* **Data records**
-=-=-

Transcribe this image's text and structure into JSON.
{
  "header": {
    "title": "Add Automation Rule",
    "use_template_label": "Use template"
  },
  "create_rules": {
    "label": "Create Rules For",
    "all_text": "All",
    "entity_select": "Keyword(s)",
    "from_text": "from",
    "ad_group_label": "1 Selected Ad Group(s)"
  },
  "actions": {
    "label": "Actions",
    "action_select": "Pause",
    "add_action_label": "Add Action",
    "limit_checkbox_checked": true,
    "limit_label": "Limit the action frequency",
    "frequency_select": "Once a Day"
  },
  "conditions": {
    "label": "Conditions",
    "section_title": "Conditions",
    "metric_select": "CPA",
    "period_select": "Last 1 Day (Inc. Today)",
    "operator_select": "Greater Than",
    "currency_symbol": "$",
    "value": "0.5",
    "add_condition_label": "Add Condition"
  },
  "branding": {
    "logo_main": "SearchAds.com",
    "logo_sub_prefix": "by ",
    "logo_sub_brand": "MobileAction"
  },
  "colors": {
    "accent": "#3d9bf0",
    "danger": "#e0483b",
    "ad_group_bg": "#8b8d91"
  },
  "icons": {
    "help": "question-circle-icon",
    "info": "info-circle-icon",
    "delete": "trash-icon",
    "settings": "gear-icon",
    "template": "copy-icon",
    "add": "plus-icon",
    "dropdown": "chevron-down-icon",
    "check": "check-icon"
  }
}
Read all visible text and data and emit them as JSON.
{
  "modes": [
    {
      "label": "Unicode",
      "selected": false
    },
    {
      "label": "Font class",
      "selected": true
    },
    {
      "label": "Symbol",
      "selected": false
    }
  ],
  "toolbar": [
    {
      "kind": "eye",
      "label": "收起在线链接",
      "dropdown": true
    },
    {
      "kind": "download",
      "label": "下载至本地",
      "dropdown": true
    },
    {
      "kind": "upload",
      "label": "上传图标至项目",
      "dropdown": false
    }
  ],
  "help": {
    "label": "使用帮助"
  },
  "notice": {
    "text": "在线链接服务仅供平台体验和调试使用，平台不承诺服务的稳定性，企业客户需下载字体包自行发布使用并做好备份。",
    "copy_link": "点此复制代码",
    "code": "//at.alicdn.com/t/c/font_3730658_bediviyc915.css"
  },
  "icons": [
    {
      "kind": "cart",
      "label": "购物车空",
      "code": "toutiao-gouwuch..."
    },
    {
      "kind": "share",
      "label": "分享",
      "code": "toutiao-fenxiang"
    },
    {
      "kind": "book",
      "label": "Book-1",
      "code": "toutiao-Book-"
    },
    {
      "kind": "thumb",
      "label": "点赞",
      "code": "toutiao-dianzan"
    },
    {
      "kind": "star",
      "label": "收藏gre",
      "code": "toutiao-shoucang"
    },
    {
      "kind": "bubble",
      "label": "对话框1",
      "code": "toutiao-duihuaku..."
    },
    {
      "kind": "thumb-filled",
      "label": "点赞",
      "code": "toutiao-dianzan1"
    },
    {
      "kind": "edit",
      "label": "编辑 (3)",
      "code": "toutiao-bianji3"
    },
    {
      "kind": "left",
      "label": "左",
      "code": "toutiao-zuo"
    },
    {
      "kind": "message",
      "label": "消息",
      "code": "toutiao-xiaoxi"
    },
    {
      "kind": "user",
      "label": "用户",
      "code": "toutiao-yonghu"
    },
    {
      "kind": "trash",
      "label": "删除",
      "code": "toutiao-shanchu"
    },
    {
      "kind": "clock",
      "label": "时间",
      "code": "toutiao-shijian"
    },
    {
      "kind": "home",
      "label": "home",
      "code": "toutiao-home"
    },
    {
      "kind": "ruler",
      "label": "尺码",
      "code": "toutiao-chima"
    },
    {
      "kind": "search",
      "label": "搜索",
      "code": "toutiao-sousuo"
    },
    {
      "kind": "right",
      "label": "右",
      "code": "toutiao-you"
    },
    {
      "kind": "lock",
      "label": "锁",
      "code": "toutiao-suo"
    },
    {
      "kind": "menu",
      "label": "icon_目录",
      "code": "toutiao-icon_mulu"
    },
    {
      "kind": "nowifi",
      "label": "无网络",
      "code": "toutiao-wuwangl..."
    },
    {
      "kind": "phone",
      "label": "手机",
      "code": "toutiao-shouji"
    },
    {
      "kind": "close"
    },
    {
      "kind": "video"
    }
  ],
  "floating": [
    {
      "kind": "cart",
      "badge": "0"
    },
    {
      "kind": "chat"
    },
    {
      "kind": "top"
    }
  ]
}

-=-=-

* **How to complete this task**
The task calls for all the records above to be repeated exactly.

* **Your solution**
Transcribe this image's text and structure into JSON.
{
  "header": {
    "title": "Add Automation Rule",
    "use_template_label": "Use template"
  },
  "create_rules": {
    "label": "Create Rules For",
    "all_text": "All",
    "entity_select": "Keyword(s)",
    "from_text": "from",
    "ad_group_label": "1 Selected Ad Group(s)"
  },
  "actions": {
    "label": "Actions",
    "action_select": "Pause",
    "add_action_label": "Add Action",
    "limit_checkbox_checked": true,
    "limit_label": "Limit the action frequency",
    "frequency_select": "Once a Day"
  },
  "conditions": {
    "label": "Conditions",
    "section_title": "Conditions",
    "metric_select": "CPA",
    "period_select": "Last 1 Day (Inc. Today)",
    "operator_select": "Greater Than",
    "currency_symbol": "$",
    "value": "0.5",
    "add_condition_label": "Add Condition"
  },
  "branding": {
    "logo_main": "SearchAds.com",
    "logo_sub_prefix": "by ",
    "logo_sub_brand": "MobileAction"
  },
  "colors": {
    "accent": "#3d9bf0",
    "danger": "#e0483b",
    "ad_group_bg": "#8b8d91"
  },
  "icons": {
    "help": "question-circle-icon",
    "info": "info-circle-icon",
    "delete": "trash-icon",
    "settings": "gear-icon",
    "template": "copy-icon",
    "add": "plus-icon",
    "dropdown": "chevron-down-icon",
    "check": "check-icon"
  }
}
Read all visible text and data and emit them as JSON.
{
  "modes": [
    {
      "label": "Unicode",
      "selected": false
    },
    {
      "label": "Font class",
      "selected": true
    },
    {
      "label": "Symbol",
      "selected": false
    }
  ],
  "toolbar": [
    {
      "kind": "eye",
      "label": "收起在线链接",
      "dropdown": true
    },
    {
      "kind": "download",
      "label": "下载至本地",
      "dropdown": true
    },
    {
      "kind": "upload",
      "label": "上传图标至项目",
      "dropdown": false
    }
  ],
  "help": {
    "label": "使用帮助"
  },
  "notice": {
    "text": "在线链接服务仅供平台体验和调试使用，平台不承诺服务的稳定性，企业客户需下载字体包自行发布使用并做好备份。",
    "copy_link": "点此复制代码",
    "code": "//at.alicdn.com/t/c/font_3730658_bediviyc915.css"
  },
  "icons": [
    {
      "kind": "cart",
      "label": "购物车空",
      "code": "toutiao-gouwuch..."
    },
    {
      "kind": "share",
      "label": "分享",
      "code": "toutiao-fenxiang"
    },
    {
      "kind": "book",
      "label": "Book-1",
      "code": "toutiao-Book-"
    },
    {
      "kind": "thumb",
      "label": "点赞",
      "code": "toutiao-dianzan"
    },
    {
      "kind": "star",
      "label": "收藏gre",
      "code": "toutiao-shoucang"
    },
    {
      "kind": "bubble",
      "label": "对话框1",
      "code": "toutiao-duihuaku..."
    },
    {
      "kind": "thumb-filled",
      "label": "点赞",
      "code": "toutiao-dianzan1"
    },
    {
      "kind": "edit",
      "label": "编辑 (3)",
      "code": "toutiao-bianji3"
    },
    {
      "kind": "left",
      "label": "左",
      "code": "toutiao-zuo"
    },
    {
      "kind": "message",
      "label": "消息",
      "code": "toutiao-xiaoxi"
    },
    {
      "kind": "user",
      "label": "用户",
      "code": "toutiao-yonghu"
    },
    {
      "kind": "trash",
      "label": "删除",
      "code": "toutiao-shanchu"
    },
    {
      "kind": "clock",
      "label": "时间",
      "code": "toutiao-shijian"
    },
    {
      "kind": "home",
      "label": "home",
      "code": "toutiao-home"
    },
    {
      "kind": "ruler",
      "label": "尺码",
      "code": "toutiao-chima"
    },
    {
      "kind": "search",
      "label": "搜索",
      "code": "toutiao-sousuo"
    },
    {
      "kind": "right",
      "label": "右",
      "code": "toutiao-you"
    },
    {
      "kind": "lock",
      "label": "锁",
      "code": "toutiao-suo"
    },
    {
      "kind": "menu",
      "label": "icon_目录",
      "code": "toutiao-icon_mulu"
    },
    {
      "kind": "nowifi",
      "label": "无网络",
      "code": "toutiao-wuwangl..."
    },
    {
      "kind": "phone",
      "label": "手机",
      "code": "toutiao-shouji"
    },
    {
      "kind": "close"
    },
    {
      "kind": "video"
    }
  ],
  "floating": [
    {
      "kind": "cart",
      "badge": "0"
    },
    {
      "kind": "chat"
    },
    {
      "kind": "top"
    }
  ]
}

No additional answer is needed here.